But is the growing use of this technology cause for alarm? Is it an undesirable invasion of individual privacy, or does it represent a positive advance in security measures that generates benefits for society? As someone who closely follows law and policy issues related to biometrics -- technologies that use a person's physical characteristics or personal traits for recognition -- I believe we must not move precipitously to condemn a technology that can serve as a useful tool in the fight against crime and terrorism.
The technology used at the Super Bowl is known as facial recognition. Making an identification by looking at a person's face is a standard technique: Police regularly use mug shots to identify criminals, and most of us rarely go through a week without having someone ask, "May I see a photo ID, please?" But biometric facial recognition, which uses measurable facial features, such as the distances and angles between geometric points on the face -- the ends of the mouth, the nostrils and eye corners -- to recognize a specific individual, is a highly automated, computerized process. And as such, it raises real fears that we are losing the ability to control information about ourselves -- that we are being robbed of our anonymity and our privacy.
These fears are spawned by two aspects of biometric facial recognition -- clandestine capture, which means that facial recognition systems can scan a person's face surreptitiously, without their permission; and tracking, which refers to the fact that the technology makes it possible to monitor an individual's actions over a period of time.
At its most extreme, tracking could become a kind of "super surveillance" that allows the tracker both to "follow" a person in the present and to search databases to learn where he was months ago. For example, suppose the authorities placed me in their "watch list" database as someone they wanted to keep an eye out for. Surveillance cameras capturing my faceprint as I go about my many daily tasks would digitally transmit this biometric information for instantaneous comparison with the watch list.
As I board the Metro on my way to work, enter and exit my office building, stop by the ATM, or attend a political rally, a match will be made, allowing the tracker to know my movements. Similarly, the authorities can enter on their watch list the biometric information -- the faceprint -- of all those who attended the political rally with me and conduct searches to try to identify them from their movements. If such a system were established, it would become possible to compile a comprehensive profile of an individual's movements and activities. And the information from such tracking could be combined with other personal data, acquired by other means (like using someone's Social Security number), to provide even more insight into a person's private life.
But while all these fears are understandable, we should not allow perceived or potential threats to our privacy to blind us to the positive uses of biometric technologies such as facial recognition. Perhaps Osama bin Laden's henchmen were nowhere to be found in Tampa's Raymond James Stadium, but law enforcement officials at the Super Bowl were taking prudent steps to identify them if they were.
The national security community believes that facial recognition can also help it in identifying and protecting against threats to U.S. forces and embassies abroad. If a known terrorist can be identified before he closes in on his target, lives can be saved. In the wake of the terrorist attack on Khobar Towers, the Pentagon's Defense Advanced Research Projects Agency (DARPA) has embarked on a $50-million initiative known as "Human ID at a Distance," a major component of which is facial recognition.

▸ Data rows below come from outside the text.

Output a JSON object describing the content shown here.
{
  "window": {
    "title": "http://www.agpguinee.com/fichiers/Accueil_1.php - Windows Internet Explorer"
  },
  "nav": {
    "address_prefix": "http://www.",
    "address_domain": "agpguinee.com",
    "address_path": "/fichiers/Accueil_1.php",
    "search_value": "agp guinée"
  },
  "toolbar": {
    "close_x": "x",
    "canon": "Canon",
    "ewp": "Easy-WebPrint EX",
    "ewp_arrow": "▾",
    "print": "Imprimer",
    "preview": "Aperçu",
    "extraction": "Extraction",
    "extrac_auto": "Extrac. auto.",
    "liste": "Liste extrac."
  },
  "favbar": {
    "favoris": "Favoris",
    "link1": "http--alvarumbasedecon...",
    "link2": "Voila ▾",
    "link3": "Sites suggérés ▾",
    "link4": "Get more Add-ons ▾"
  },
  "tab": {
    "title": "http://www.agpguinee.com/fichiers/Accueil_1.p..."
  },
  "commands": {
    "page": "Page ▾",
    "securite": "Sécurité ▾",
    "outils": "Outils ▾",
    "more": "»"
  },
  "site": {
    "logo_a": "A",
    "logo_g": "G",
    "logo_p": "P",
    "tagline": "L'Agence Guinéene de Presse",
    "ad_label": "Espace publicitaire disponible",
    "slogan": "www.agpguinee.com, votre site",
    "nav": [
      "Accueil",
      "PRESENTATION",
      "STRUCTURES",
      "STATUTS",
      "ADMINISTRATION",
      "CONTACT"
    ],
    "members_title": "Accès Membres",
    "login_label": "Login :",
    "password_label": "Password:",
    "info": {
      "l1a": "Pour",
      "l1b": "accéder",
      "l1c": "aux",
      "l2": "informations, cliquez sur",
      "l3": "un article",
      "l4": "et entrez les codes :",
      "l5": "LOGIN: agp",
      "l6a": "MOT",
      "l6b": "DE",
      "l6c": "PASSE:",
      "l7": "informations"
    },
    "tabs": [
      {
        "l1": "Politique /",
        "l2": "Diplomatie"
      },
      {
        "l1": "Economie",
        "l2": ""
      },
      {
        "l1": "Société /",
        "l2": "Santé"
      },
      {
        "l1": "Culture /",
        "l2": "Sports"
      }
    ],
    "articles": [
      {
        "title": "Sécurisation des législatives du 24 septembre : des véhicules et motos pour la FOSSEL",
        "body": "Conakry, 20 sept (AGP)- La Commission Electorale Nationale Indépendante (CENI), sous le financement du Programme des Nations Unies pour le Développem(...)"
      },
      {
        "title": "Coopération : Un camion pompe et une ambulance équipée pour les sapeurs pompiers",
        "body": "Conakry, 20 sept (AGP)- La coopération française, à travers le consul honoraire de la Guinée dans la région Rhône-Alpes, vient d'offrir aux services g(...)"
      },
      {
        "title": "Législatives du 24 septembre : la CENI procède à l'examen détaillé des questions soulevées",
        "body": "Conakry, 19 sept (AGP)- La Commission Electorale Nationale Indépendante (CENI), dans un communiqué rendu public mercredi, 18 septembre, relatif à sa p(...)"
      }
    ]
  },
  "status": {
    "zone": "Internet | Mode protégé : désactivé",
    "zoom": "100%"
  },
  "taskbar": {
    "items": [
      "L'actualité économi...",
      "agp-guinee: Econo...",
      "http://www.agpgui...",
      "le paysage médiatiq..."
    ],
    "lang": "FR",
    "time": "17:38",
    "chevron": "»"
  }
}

Facial recognition can also have beneficial uses closer to home. For example, many parents would likely feel safer knowing their children's elementary school had a facial recognition system to ensure that convicted child molesters were not granted access to school grounds. Such a use, however, could point up one potential problem of facial recognition -- that people who have "paid their debt to society" may face heightened police scrutiny once they are identified in a public setting.
On the whole, however, biometric facial recognition systems offer advantages over other security measures. They are not invasive or even inconvenient. The system used at the Super Bowl was much less intrusive than a metal detector at a public building, or an inaugural parade checkpoint. In that sense, it helped to protect the privacy of individuals, who otherwise might have had to endure more individualized police attention.
The technological impartiality of facial recognition also offers significant benefits for society. While humans are adept at recognizing facial features, we are also susceptible to prejudices and preconceptions. The controversy surrounding racial profiling illustrates the problems that can result. Facial recognition systems, by contrast, do not focus on a person's skin color, hairstyle or manner of dress, and they do not recognize racial stereotypes. While there is a danger that the system may make an incorrect match, that danger is no more exaggerated than it is when traditional identification methods, such as comparing mug shots, are used.
While we must remain alert to potential abuses, we would be ill-advised to decry the technology's use under all circumstances. Instead, we should focus on monitoring what kind of information goes into watch list databases and what information is gathered, stored and disseminated. Options to consider include establishing legal measures to provide for responsible use; ensuring that citizens understand how the technology is used; monitoring government use through citizen oversight committees and review boards; and encouraging open, rather than surreptitious, use of the technology. The fear of potential but inchoate threats to privacy should not deter us from using facial recognition where it can produce positive benefits.
John Woodward is a senior policy analyst at RAND, where he works on biometric policy issues. The views expressed in this article are his own.
This commentary appeared in Washington Post on February 4, 2001